## EXERCISE INSTRUCTIONS
Every entry should be copied exactly, with nothing added or dropped.

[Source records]
++++++++++++++++++++
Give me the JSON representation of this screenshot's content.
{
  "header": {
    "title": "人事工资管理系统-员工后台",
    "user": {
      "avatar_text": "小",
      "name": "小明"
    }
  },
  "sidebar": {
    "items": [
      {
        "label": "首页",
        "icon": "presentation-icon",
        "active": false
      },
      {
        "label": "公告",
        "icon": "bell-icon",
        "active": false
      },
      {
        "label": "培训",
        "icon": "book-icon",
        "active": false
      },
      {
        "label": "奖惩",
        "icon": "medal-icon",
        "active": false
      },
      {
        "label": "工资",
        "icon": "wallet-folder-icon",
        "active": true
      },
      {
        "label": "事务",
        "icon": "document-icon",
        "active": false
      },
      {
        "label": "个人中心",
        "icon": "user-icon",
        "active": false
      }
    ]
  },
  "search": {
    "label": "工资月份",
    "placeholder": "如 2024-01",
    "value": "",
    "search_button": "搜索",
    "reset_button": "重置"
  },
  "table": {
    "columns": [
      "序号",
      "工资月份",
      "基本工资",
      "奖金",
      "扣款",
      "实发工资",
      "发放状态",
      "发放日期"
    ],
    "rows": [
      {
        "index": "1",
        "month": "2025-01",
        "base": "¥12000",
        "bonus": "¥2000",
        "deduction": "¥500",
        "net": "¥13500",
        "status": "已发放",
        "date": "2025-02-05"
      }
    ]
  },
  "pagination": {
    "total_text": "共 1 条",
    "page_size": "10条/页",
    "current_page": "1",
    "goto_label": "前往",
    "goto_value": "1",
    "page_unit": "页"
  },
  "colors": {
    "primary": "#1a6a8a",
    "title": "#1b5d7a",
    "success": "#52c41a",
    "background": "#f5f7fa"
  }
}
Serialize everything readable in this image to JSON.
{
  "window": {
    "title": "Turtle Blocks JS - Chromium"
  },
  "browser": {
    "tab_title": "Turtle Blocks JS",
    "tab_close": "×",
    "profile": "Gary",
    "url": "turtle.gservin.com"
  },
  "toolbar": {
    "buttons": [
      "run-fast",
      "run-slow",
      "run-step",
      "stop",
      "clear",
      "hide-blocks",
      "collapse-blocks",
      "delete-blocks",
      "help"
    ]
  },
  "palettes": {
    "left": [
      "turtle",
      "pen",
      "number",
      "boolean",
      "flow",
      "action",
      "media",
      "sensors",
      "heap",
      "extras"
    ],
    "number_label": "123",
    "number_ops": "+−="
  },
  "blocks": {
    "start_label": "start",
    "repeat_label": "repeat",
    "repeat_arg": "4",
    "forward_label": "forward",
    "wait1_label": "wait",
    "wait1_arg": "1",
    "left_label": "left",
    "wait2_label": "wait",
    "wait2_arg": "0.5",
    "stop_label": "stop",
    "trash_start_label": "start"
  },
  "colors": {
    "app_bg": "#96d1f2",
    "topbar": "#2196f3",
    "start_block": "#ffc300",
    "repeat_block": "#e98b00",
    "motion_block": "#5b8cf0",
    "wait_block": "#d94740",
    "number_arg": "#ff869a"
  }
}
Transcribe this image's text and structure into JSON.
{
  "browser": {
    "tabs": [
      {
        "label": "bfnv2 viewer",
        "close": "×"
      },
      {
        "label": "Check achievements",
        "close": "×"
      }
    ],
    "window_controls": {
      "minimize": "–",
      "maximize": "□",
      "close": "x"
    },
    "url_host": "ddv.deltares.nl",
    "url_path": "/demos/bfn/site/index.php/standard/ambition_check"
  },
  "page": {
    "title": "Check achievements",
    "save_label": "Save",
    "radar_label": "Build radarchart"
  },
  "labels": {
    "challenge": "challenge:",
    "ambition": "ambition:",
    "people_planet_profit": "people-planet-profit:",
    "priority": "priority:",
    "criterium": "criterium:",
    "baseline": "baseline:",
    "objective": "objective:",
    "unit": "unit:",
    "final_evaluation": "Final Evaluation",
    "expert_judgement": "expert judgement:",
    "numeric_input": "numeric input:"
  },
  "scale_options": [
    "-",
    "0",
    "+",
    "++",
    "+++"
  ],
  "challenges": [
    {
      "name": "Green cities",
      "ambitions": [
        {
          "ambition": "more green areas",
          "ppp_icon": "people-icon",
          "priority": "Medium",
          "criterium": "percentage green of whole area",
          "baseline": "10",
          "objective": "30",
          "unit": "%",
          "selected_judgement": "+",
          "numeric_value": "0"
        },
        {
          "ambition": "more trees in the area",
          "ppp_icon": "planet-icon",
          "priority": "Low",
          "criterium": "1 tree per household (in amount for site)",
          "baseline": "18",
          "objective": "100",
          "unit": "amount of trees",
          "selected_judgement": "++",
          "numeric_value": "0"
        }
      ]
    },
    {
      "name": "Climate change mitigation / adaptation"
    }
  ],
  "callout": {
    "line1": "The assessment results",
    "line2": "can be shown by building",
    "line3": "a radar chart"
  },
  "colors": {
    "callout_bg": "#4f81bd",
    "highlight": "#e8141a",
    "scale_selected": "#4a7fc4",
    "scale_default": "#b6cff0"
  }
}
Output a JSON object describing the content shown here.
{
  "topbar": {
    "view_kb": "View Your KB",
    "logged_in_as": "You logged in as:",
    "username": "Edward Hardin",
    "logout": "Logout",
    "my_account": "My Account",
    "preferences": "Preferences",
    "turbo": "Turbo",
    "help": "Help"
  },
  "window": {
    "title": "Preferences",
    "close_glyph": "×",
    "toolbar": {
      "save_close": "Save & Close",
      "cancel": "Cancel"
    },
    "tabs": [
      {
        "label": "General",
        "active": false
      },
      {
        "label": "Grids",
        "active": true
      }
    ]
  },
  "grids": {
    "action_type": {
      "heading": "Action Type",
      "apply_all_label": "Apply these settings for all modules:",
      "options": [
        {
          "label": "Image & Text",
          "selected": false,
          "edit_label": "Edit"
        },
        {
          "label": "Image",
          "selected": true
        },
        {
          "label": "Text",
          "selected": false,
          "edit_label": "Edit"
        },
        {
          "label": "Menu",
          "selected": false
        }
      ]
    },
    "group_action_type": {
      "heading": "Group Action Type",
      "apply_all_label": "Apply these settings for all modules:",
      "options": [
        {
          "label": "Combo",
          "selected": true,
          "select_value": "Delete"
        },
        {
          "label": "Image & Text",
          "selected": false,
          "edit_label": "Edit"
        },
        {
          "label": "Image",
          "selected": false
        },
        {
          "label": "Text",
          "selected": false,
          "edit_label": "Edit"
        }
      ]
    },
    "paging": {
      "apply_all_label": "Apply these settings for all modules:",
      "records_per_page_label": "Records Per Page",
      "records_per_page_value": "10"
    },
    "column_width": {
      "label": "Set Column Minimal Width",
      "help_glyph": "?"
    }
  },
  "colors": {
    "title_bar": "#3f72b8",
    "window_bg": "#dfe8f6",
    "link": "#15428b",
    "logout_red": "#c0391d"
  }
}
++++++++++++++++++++
## SOLUTION TO THIS PROBLEM
Give me the JSON representation of this screenshot's content.
{
  "header": {
    "title": "人事工资管理系统-员工后台",
    "user": {
      "avatar_text": "小",
      "name": "小明"
    }
  },
  "sidebar": {
    "items": [
      {
        "label": "首页",
        "icon": "presentation-icon",
        "active": false
      },
      {
        "label": "公告",
        "icon": "bell-icon",
        "active": false
      },
      {
        "label": "培训",
        "icon": "book-icon",
        "active": false
      },
      {
        "label": "奖惩",
        "icon": "medal-icon",
        "active": false
      },
      {
        "label": "工资",
        "icon": "wallet-folder-icon",
        "active": true
      },
      {
        "label": "事务",
        "icon": "document-icon",
        "active": false
      },
      {
        "label": "个人中心",
        "icon": "user-icon",
        "active": false
      }
    ]
  },
  "search": {
    "label": "工资月份",
    "placeholder": "如 2024-01",
    "value": "",
    "search_button": "搜索",
    "reset_button": "重置"
  },
  "table": {
    "columns": [
      "序号",
      "工资月份",
      "基本工资",
      "奖金",
      "扣款",
      "实发工资",
      "发放状态",
      "发放日期"
    ],
    "rows": [
      {
        "index": "1",
        "month": "2025-01",
        "base": "¥12000",
        "bonus": "¥2000",
        "deduction": "¥500",
        "net": "¥13500",
        "status": "已发放",
        "date": "2025-02-05"
      }
    ]
  },
  "pagination": {
    "total_text": "共 1 条",
    "page_size": "10条/页",
    "current_page": "1",
    "goto_label": "前往",
    "goto_value": "1",
    "page_unit": "页"
  },
  "colors": {
    "primary": "#1a6a8a",
    "title": "#1b5d7a",
    "success": "#52c41a",
    "background": "#f5f7fa"
  }
}
Serialize everything readable in this image to JSON.
{
  "window": {
    "title": "Turtle Blocks JS - Chromium"
  },
  "browser": {
    "tab_title": "Turtle Blocks JS",
    "tab_close": "×",
    "profile": "Gary",
    "url": "turtle.gservin.com"
  },
  "toolbar": {
    "buttons": [
      "run-fast",
      "run-slow",
      "run-step",
      "stop",
      "clear",
      "hide-blocks",
      "collapse-blocks",
      "delete-blocks",
      "help"
    ]
  },
  "palettes": {
    "left": [
      "turtle",
      "pen",
      "number",
      "boolean",
      "flow",
      "action",
      "media",
      "sensors",
      "heap",
      "extras"
    ],
    "number_label": "123",
    "number_ops": "+−="
  },
  "blocks": {
    "start_label": "start",
    "repeat_label": "repeat",
    "repeat_arg": "4",
    "forward_label": "forward",
    "wait1_label": "wait",
    "wait1_arg": "1",
    "left_label": "left",
    "wait2_label": "wait",
    "wait2_arg": "0.5",
    "stop_label": "stop",
    "trash_start_label": "start"
  },
  "colors": {
    "app_bg": "#96d1f2",
    "topbar": "#2196f3",
    "start_block": "#ffc300",
    "repeat_block": "#e98b00",
    "motion_block": "#5b8cf0",
    "wait_block": "#d94740",
    "number_arg": "#ff869a"
  }
}
Transcribe this image's text and structure into JSON.
{
  "browser": {
    "tabs": [
      {
        "label": "bfnv2 viewer",
        "close": "×"
      },
      {
        "label": "Check achievements",
        "close": "×"
      }
    ],
    "window_controls": {
      "minimize": "–",
      "maximize": "□",
      "close": "x"
    },
    "url_host": "ddv.deltares.nl",
    "url_path": "/demos/bfn/site/index.php/standard/ambition_check"
  },
  "page": {
    "title": "Check achievements",
    "save_label": "Save",
    "radar_label": "Build radarchart"
  },
  "labels": {
    "challenge": "challenge:",
    "ambition": "ambition:",
    "people_planet_profit": "people-planet-profit:",
    "priority": "priority:",
    "criterium": "criterium:",
    "baseline": "baseline:",
    "objective": "objective:",
    "unit": "unit:",
    "final_evaluation": "Final Evaluation",
    "expert_judgement": "expert judgement:",
    "numeric_input": "numeric input:"
  },
  "scale_options": [
    "-",
    "0",
    "+",
    "++",
    "+++"
  ],
  "challenges": [
    {
      "name": "Green cities",
      "ambitions": [
        {
          "ambition": "more green areas",
          "ppp_icon": "people-icon",
          "priority": "Medium",
          "criterium": "percentage green of whole area",
          "baseline": "10",
          "objective": "30",
          "unit": "%",
          "selected_judgement": "+",
          "numeric_value": "0"
        },
        {
          "ambition": "more trees in the area",
          "ppp_icon": "planet-icon",
          "priority": "Low",
          "criterium": "1 tree per household (in amount for site)",
          "baseline": "18",
          "objective": "100",
          "unit": "amount of trees",
          "selected_judgement": "++",
          "numeric_value": "0"
        }
      ]
    },
    {
      "name": "Climate change mitigation / adaptation"
    }
  ],
  "callout": {
    "line1": "The assessment results",
    "line2": "can be shown by building",
    "line3": "a radar chart"
  },
  "colors": {
    "callout_bg": "#4f81bd",
    "highlight": "#e8141a",
    "scale_selected": "#4a7fc4",
    "scale_default": "#b6cff0"
  }
}
Output a JSON object describing the content shown here.
{
  "topbar": {
    "view_kb": "View Your KB",
    "logged_in_as": "You logged in as:",
    "username": "Edward Hardin",
    "logout": "Logout",
    "my_account": "My Account",
    "preferences": "Preferences",
    "turbo": "Turbo",
    "help": "Help"
  },
  "window": {
    "title": "Preferences",
    "close_glyph": "×",
    "toolbar": {
      "save_close": "Save & Close",
      "cancel": "Cancel"
    },
    "tabs": [
      {
        "label": "General",
        "active": false
      },
      {
        "label": "Grids",
        "active": true
      }
    ]
  },
  "grids": {
    "action_type": {
      "heading": "Action Type",
      "apply_all_label": "Apply these settings for all modules:",
      "options": [
        {
          "label": "Image & Text",
          "selected": false,
          "edit_label": "Edit"
        },
        {
          "label": "Image",
          "selected": true
        },
        {
          "label": "Text",
          "selected": false,
          "edit_label": "Edit"
        },
        {
          "label": "Menu",
          "selected": false
        }
      ]
    },
    "group_action_type": {
      "heading": "Group Action Type",
      "apply_all_label": "Apply these settings for all modules:",
      "options": [
        {
          "label": "Combo",
          "selected": true,
          "select_value": "Delete"
        },
        {
          "label": "Image & Text",
          "selected": false,
          "edit_label": "Edit"
        },
        {
          "label": "Image",
          "selected": false
        },
        {
          "label": "Text",
          "selected": false,
          "edit_label": "Edit"
        }
      ]
    },
    "paging": {
      "apply_all_label": "Apply these settings for all modules:",
      "records_per_page_label": "Records Per Page",
      "records_per_page_value": "10"
    },
    "column_width": {
      "label": "Set Column Minimal Width",
      "help_glyph": "?"
    }
  },
  "colors": {
    "title_bar": "#3f72b8",
    "window_bg": "#dfe8f6",
    "link": "#15428b",
    "logout_red": "#c0391d"
  }
}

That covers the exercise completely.